How to complete this task:
Every line with the string "data" must be copied from the entries below.

=== Entries supplied ===

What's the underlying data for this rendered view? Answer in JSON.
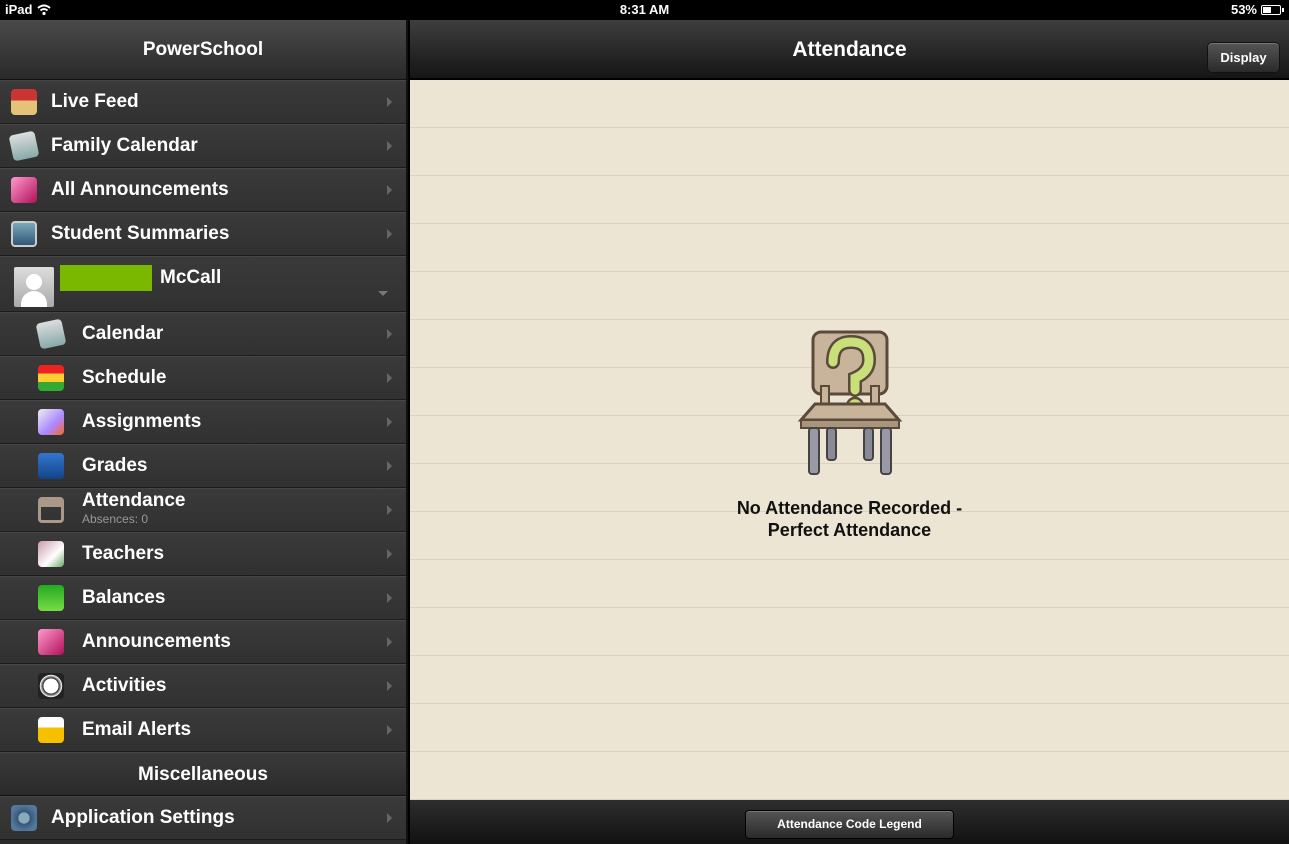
{
  "status_bar": {
    "device": "iPad",
    "time": "8:31 AM",
    "battery_percent": "53%",
    "battery_level": 0.53
  },
  "sidebar": {
    "title": "PowerSchool",
    "top_items": [
      {
        "label": "Live Feed",
        "icon": "schoolhouse-icon"
      },
      {
        "label": "Family Calendar",
        "icon": "calendar-icon"
      },
      {
        "label": "All Announcements",
        "icon": "megaphone-icon"
      },
      {
        "label": "Student Summaries",
        "icon": "student-portrait-icon"
      }
    ],
    "student": {
      "name": "McCall"
    },
    "student_items": [
      {
        "label": "Calendar",
        "icon": "calendar-icon"
      },
      {
        "label": "Schedule",
        "icon": "books-icon"
      },
      {
        "label": "Assignments",
        "icon": "assignment-icon"
      },
      {
        "label": "Grades",
        "icon": "gradebook-icon"
      },
      {
        "label": "Attendance",
        "subtitle": "Absences: 0",
        "icon": "chair-icon"
      },
      {
        "label": "Teachers",
        "icon": "teacher-icon"
      },
      {
        "label": "Balances",
        "icon": "money-icon"
      },
      {
        "label": "Announcements",
        "icon": "megaphone-icon"
      },
      {
        "label": "Activities",
        "icon": "soccer-ball-icon"
      },
      {
        "label": "Email Alerts",
        "icon": "envelope-icon"
      }
    ],
    "misc_section": "Miscellaneous",
    "misc_items": [
      {
        "label": "Application Settings",
        "icon": "gear-icon"
      }
    ]
  },
  "main": {
    "title": "Attendance",
    "display_button": "Display",
    "empty_message_line1": "No Attendance Recorded -",
    "empty_message_line2": "Perfect Attendance",
    "legend_button": "Attendance Code Legend"
  },
  "colors": {
    "sidebar_bg": "#2b2b2b",
    "paper_bg": "#ece5d4",
    "redaction": "#7ab800"
  }
}
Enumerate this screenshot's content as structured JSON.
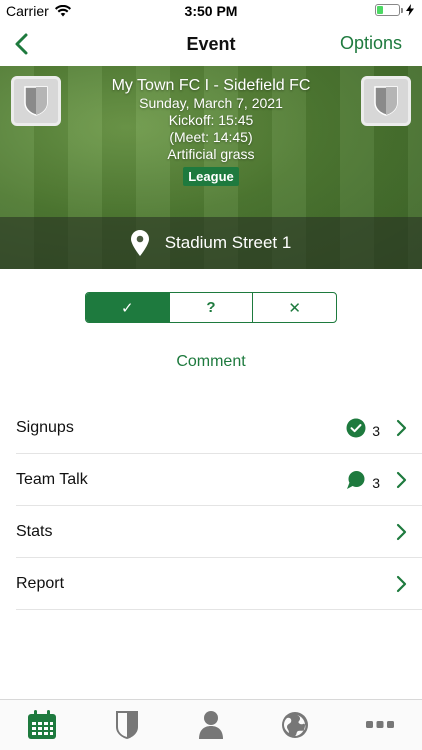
{
  "status_bar": {
    "carrier": "Carrier",
    "time": "3:50 PM",
    "battery_level": 0.3
  },
  "nav": {
    "title": "Event",
    "options_label": "Options"
  },
  "event": {
    "match_title": "My Town FC I - Sidefield FC",
    "date": "Sunday, March 7, 2021",
    "kickoff": "Kickoff: 15:45",
    "meet": "(Meet: 14:45)",
    "surface": "Artificial grass",
    "badge": "League",
    "location": "Stadium Street 1"
  },
  "response_options": {
    "accept": "✓",
    "maybe": "?",
    "decline": "✕",
    "selected": "accept"
  },
  "comment_label": "Comment",
  "rows": [
    {
      "label": "Signups",
      "count": "3",
      "icon": "check-circle-icon"
    },
    {
      "label": "Team Talk",
      "count": "3",
      "icon": "chat-bubble-icon"
    },
    {
      "label": "Stats"
    },
    {
      "label": "Report"
    }
  ],
  "tabs": [
    {
      "icon": "calendar-icon",
      "active": true
    },
    {
      "icon": "shield-icon",
      "active": false
    },
    {
      "icon": "person-icon",
      "active": false
    },
    {
      "icon": "globe-icon",
      "active": false
    },
    {
      "icon": "more-icon",
      "active": false
    }
  ],
  "colors": {
    "accent": "#1e7a3e",
    "inactive_icon": "#777777"
  }
}
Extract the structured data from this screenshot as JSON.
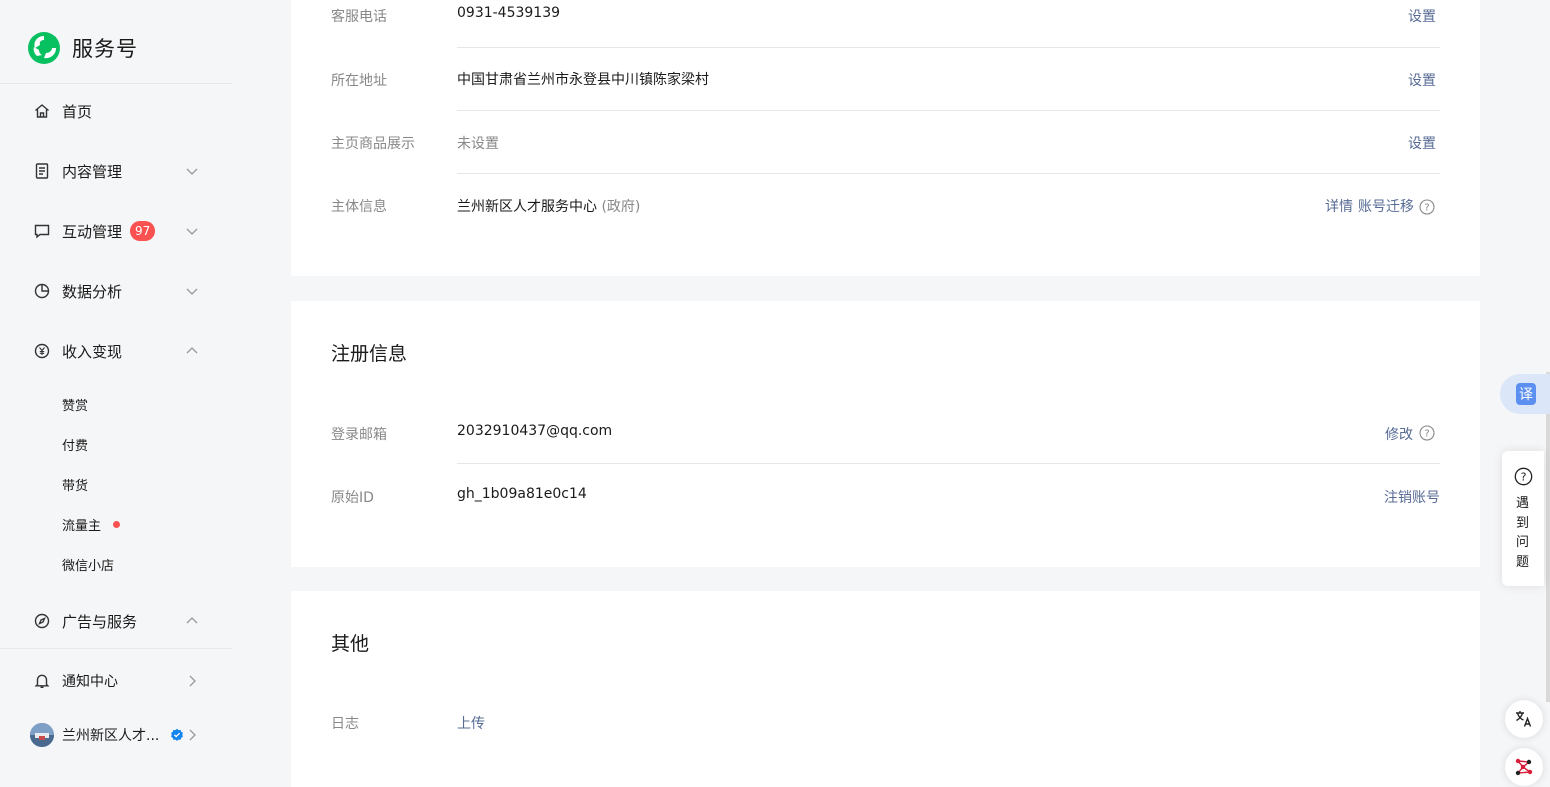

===

Answer to the exercise:
What's the underlying data for this rendered view? Answer in JSON.
Extract the structured data from this screenshot as JSON.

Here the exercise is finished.